Zeolite is a microporous crystalline material which is widely used as industrial application such as catalyst and adsorbent, but its crystallization mechanism is still unclear. Authors have conducted studies to clarify the crystallization mechanism of zeolites by observing the transformation process of amorphous precursors into zeolite under various synthetic conditions by using pair distribution function analysis combined with other analytical techniques. This article introduces some of these studies.
The importance of the caffeine removal technique from water has been increased since it reduces the risk of diseases such as sleep disorders and allergic reactions. A layered expandable clay mineral smectite can adsorb the caffeine molecules in the interlayer and surface. The adsorption capacity increases with exchanging the interlayer monovalent sodium ions for trivalent aluminum ions. The mechanism is revealed from the X-ray diffraction and molecular dynamics simulations. The interlayer distance and area are large enough for caffeine molecules to intercalate in the aluminum-substituted smectite. On the other hand, the original smectite delaminates in water due to the weak interaction between interlayer sodium ions and the smectite surface resulting in low adsorption of caffeine molecules.

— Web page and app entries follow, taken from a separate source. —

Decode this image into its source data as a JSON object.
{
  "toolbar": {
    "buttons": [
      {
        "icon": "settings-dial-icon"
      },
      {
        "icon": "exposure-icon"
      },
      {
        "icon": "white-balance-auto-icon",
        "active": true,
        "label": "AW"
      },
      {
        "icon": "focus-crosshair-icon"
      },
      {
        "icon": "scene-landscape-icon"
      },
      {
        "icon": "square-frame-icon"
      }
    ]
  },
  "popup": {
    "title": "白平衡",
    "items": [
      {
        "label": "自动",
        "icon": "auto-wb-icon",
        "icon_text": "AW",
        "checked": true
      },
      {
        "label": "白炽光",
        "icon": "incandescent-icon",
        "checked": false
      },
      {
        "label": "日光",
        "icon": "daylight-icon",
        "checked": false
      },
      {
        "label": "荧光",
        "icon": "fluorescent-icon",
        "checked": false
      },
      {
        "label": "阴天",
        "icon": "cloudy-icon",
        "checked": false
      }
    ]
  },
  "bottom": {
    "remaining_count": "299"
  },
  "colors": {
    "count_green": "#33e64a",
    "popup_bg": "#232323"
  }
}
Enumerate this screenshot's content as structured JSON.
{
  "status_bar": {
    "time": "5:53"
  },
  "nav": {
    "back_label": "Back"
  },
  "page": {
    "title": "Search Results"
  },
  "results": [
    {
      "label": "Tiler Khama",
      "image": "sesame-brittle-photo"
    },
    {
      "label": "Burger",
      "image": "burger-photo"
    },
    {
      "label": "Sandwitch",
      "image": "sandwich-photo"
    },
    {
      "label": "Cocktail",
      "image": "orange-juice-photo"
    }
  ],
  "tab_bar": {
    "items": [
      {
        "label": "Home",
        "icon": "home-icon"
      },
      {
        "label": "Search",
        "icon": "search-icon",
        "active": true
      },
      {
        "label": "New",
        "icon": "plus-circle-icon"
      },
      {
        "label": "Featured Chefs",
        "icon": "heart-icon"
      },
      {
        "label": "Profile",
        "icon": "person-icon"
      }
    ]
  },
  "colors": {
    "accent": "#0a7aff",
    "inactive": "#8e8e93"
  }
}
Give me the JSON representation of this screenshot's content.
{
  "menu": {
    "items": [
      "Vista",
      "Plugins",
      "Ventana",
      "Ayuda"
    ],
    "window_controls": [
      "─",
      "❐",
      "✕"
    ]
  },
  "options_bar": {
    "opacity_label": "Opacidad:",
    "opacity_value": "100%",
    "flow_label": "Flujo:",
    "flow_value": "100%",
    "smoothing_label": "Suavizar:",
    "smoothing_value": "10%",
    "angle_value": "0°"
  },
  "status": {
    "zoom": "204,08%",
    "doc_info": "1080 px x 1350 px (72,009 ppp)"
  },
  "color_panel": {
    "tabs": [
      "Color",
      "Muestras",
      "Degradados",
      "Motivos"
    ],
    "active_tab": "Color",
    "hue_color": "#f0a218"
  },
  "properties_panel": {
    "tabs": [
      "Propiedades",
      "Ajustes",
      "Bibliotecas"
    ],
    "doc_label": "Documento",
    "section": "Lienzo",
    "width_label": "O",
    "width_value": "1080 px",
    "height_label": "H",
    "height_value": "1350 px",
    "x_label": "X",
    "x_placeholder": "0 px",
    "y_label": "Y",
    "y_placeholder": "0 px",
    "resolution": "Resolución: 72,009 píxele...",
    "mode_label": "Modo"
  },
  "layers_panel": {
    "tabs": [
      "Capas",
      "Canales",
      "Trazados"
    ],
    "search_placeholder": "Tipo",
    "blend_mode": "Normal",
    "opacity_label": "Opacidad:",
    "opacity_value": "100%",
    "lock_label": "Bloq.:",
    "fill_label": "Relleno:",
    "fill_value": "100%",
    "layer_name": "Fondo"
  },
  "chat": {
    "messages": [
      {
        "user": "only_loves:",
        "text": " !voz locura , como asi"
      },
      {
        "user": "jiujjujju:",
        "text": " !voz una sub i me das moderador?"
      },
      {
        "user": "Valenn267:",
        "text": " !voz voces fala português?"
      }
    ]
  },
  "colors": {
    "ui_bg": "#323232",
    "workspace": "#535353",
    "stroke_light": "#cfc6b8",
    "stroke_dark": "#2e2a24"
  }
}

Functions of porous crystalline materials are basically governed by molecular recognition in their pores. We have developed novel porous crystals, metal-macrocycle frameworks（MMFs）, having one-dimensional nano-channels equipped with multiple asymmetric binding pockets. Single-crystal X-ray diffraction analyses revealed that several guest molecules including peptides and terpenes were site-selectively arranged in the pore through multipoint interactions with hydrophobic and hydrophilic functionalities asymmetrically placed on the pore surfaces. The unique recognition ability was also applied to the development of specific catalytic reactions based on the confined effect.